Jesus said something very demanding when questioned by a lawyer. "Thou shalt love the Lord thy God with all thy heart, and with all thy soul, and with all thy mind. This is the first and great commandment. And the second is like unto it, Thou shalt love thy neighbour as thyself. On these two commandments hang all the law and the prophets." (Matt.22:37-40) The divine character of love defines the whole duty of man. The totality of the Ten Commandments can be summarized in loving God and loving our neighbor. This means that all people have a relationship with God and their neighbor. God requires us to have a self-less focus in both relationships. God expects us to sacrifice for both relationships.
For our relationship with God, this concept is static and absolute. Nothing will change our duties before Him. For our duties to our neighbors, they will vary by relationship. We do not have the same relationship to all people. Some of our neighbors, live no where near us and our duties are relatively light until they come into proximity to us. Remember that when question on the definition of neighbor, Jesus told the parable of the Good Samaritan,(Luke 10:29ff) reminding us that our neighbor may normally be far from us, but if near and in need, we have a duty to aid. Some of our neighbors live across the street. Some live in our homes. Some worship with us. Our relationships determine what our duty to love looks like, but the general duty remains.
I would regularly tell people, "love is always the wrong answer unless it is the right answer." The reason I would make this absurd, circular, and redundant statement arose from our modern culture. Love is the answer, the world tells us. This love has no content as we have seen. It generally means the absence of hate. This concept has been used to corrupt the teaching of the Bible, to devalue sin, and to promote worldliness. This idea of love fails. God's love shown in Christ always wins.

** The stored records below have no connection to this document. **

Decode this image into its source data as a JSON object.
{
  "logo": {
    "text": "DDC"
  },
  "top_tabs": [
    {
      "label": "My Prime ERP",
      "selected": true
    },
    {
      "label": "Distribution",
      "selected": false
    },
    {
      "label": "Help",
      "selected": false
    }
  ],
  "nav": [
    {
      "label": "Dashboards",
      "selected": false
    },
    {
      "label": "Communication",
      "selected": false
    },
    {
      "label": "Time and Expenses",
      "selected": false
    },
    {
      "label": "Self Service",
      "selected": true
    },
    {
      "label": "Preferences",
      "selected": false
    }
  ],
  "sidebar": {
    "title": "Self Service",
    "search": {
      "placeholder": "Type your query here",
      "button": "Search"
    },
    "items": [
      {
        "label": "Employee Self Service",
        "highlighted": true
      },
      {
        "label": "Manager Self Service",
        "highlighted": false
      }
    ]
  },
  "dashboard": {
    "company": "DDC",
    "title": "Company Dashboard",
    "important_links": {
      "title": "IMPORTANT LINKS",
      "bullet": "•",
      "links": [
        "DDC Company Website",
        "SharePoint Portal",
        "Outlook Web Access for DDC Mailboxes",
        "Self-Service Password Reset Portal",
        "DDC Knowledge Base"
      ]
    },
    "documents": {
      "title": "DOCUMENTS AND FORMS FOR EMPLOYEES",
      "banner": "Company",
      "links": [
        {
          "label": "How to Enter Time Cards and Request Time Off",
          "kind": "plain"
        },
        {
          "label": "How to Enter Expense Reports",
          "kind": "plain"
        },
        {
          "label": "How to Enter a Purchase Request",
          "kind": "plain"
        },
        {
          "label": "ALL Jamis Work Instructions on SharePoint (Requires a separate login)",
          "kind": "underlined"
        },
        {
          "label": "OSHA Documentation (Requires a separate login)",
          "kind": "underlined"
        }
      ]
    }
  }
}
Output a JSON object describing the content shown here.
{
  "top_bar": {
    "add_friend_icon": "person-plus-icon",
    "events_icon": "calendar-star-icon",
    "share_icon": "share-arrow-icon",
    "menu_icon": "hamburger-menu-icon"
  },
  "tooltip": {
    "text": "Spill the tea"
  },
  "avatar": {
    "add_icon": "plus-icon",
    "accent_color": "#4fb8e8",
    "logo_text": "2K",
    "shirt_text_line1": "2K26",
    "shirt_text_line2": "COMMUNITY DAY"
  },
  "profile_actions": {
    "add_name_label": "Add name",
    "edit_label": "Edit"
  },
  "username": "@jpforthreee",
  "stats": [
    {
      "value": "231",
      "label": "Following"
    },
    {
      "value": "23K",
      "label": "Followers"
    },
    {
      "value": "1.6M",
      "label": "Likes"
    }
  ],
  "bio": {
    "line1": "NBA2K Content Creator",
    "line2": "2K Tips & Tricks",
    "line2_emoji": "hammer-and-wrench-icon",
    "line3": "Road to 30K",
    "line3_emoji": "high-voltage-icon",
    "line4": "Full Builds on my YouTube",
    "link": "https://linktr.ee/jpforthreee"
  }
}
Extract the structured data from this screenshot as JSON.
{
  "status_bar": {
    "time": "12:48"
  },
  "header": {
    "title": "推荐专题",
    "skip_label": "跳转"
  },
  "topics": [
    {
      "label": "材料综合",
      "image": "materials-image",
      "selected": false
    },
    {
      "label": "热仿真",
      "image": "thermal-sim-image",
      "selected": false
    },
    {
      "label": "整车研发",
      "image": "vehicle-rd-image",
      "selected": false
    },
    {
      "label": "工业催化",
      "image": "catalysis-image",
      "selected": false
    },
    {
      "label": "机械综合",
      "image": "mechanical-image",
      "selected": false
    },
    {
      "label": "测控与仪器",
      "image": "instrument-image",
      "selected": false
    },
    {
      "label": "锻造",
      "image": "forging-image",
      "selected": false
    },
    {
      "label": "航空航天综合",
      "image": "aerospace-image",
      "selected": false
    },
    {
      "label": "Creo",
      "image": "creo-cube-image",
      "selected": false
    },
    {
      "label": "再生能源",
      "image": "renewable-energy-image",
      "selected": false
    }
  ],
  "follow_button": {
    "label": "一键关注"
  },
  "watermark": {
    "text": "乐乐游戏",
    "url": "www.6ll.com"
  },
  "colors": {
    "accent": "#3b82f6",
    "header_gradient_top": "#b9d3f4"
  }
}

As we endeavor to live Christian in an unchristian world, we must take this concept of love into our daily lives. This principle of love will apply to many of the situations we will encounter in this world. It must be the love of God, not another "love" that we use to guide us to live as unto the one who first loved us.